As part of my development am volunteering at a Youth counselling agency. Last week had a second session with a young lady, during which we discussed her coming holiday plans. After I was asked if I was going on holiday this year. Now a strict psycho-dynamic counsellor would have no doubt avoided answering that question directly. Working from a person-centred perspective I answered “Yes”, which lead to “Where?” Here again others may have pushed the question aside. I simply replied I would be helping run a church youth camp. This led to another question:
“Which Church do you go to?”
After putting put several Churches forward, none of which were correct, I told the client which church I attended:
“The Mormon Church – The Church of Jesus Christ of Latter-day Saints”
The client replied she’d never heard of the Church.

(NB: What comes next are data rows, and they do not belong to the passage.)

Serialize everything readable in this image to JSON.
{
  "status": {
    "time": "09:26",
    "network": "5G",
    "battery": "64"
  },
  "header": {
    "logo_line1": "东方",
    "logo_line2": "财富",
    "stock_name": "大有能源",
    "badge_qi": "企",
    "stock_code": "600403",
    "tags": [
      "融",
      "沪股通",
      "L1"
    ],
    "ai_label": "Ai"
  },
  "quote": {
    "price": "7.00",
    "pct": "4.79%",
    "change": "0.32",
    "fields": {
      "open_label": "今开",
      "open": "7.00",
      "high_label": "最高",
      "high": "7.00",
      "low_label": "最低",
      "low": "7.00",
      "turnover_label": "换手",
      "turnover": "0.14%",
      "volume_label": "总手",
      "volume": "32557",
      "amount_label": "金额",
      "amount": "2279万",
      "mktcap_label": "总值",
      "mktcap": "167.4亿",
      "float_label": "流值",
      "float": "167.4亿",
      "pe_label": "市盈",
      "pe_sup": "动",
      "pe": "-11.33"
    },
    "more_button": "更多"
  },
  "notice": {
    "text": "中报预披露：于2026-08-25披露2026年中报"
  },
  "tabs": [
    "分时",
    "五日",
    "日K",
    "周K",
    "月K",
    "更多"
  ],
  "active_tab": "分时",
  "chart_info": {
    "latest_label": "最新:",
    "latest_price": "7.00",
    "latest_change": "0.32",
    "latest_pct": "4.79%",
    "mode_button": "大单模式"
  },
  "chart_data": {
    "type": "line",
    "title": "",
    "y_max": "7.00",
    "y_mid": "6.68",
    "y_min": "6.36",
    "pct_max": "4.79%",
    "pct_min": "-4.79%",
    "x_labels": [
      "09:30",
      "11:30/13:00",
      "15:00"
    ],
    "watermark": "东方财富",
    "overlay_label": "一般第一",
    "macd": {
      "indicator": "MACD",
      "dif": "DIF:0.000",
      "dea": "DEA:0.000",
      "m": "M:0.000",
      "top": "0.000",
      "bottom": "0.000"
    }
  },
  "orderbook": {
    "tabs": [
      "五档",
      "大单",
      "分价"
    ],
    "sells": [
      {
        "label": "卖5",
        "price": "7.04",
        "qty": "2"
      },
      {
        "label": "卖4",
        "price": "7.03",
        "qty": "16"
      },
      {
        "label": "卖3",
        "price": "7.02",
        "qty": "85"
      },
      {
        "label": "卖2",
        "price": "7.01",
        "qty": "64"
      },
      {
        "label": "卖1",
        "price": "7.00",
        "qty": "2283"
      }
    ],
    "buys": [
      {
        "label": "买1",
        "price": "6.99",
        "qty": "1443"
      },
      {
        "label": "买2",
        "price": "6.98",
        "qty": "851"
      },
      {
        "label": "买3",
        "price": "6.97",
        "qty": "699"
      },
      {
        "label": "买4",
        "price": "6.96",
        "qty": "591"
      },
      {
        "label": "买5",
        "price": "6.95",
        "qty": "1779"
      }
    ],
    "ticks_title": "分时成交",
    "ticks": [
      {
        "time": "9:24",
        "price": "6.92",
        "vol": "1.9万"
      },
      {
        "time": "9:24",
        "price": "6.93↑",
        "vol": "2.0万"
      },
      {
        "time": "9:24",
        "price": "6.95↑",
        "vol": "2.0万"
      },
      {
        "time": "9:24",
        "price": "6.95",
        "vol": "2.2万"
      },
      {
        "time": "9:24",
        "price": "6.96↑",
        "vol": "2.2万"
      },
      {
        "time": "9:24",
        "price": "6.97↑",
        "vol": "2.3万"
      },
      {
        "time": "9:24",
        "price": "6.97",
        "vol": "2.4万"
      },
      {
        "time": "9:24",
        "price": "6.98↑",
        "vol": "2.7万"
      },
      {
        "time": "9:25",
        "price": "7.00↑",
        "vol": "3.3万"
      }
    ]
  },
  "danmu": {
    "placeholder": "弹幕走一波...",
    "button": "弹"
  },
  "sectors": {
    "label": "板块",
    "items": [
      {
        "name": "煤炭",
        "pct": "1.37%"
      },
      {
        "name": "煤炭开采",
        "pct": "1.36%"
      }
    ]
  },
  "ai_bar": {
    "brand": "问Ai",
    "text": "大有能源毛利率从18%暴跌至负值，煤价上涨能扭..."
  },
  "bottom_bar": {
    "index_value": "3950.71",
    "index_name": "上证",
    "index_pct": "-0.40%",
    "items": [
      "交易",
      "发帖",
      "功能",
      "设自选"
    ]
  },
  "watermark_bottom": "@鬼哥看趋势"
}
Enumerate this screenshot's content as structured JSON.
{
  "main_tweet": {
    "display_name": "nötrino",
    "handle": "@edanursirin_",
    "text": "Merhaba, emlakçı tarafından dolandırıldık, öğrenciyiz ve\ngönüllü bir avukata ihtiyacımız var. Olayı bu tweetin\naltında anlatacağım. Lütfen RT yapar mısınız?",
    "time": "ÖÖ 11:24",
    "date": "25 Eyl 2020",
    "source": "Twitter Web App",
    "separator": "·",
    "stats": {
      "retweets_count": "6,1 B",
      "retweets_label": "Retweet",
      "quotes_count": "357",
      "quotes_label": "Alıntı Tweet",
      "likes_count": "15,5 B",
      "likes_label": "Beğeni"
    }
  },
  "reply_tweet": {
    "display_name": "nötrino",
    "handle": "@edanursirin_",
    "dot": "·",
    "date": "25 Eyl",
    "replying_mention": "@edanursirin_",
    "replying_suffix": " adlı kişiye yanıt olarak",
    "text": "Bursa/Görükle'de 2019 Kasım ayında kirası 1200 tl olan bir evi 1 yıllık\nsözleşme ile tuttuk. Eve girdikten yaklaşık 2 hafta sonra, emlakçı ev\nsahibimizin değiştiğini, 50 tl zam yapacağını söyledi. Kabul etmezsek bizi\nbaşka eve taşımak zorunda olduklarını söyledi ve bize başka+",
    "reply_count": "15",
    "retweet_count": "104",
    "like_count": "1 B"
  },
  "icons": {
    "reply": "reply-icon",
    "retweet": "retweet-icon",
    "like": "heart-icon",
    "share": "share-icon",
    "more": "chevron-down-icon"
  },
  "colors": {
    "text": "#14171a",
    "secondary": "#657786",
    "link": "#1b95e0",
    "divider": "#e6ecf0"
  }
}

I was a bit concerned of about how she would feel, regarding sitting in front of a member of a Christian church, having earlier expressed no particular faith herself, though her family and friends are of various faiths – Baptist, Catholic and Muslim.
Answer was, she felt good, that she did not feel judged at all.
Should I have somehow deflected her questions or answered them as I did? Was I not keeping appropriate boundaries? From the person-centred perspective, I feel, yes I should have answered as I did, with this particular client, who was able to accept my answer. I feel trust would have been broken if I had avoided the issue. Another client may have felt more threatened or judged by my answers, wondering how a Christian would feel towards a person of no particular faith. For me, boundaries were not broken. Others may disagree.
For me, the way to be in the session came from the three core conditions (empathy, unconditional positive regard and congruence) that Carl Rogers proposed, especially the third, congruence. If I had hidden my Church there would have been no congruence and I feel strongly the client would have felt and known that.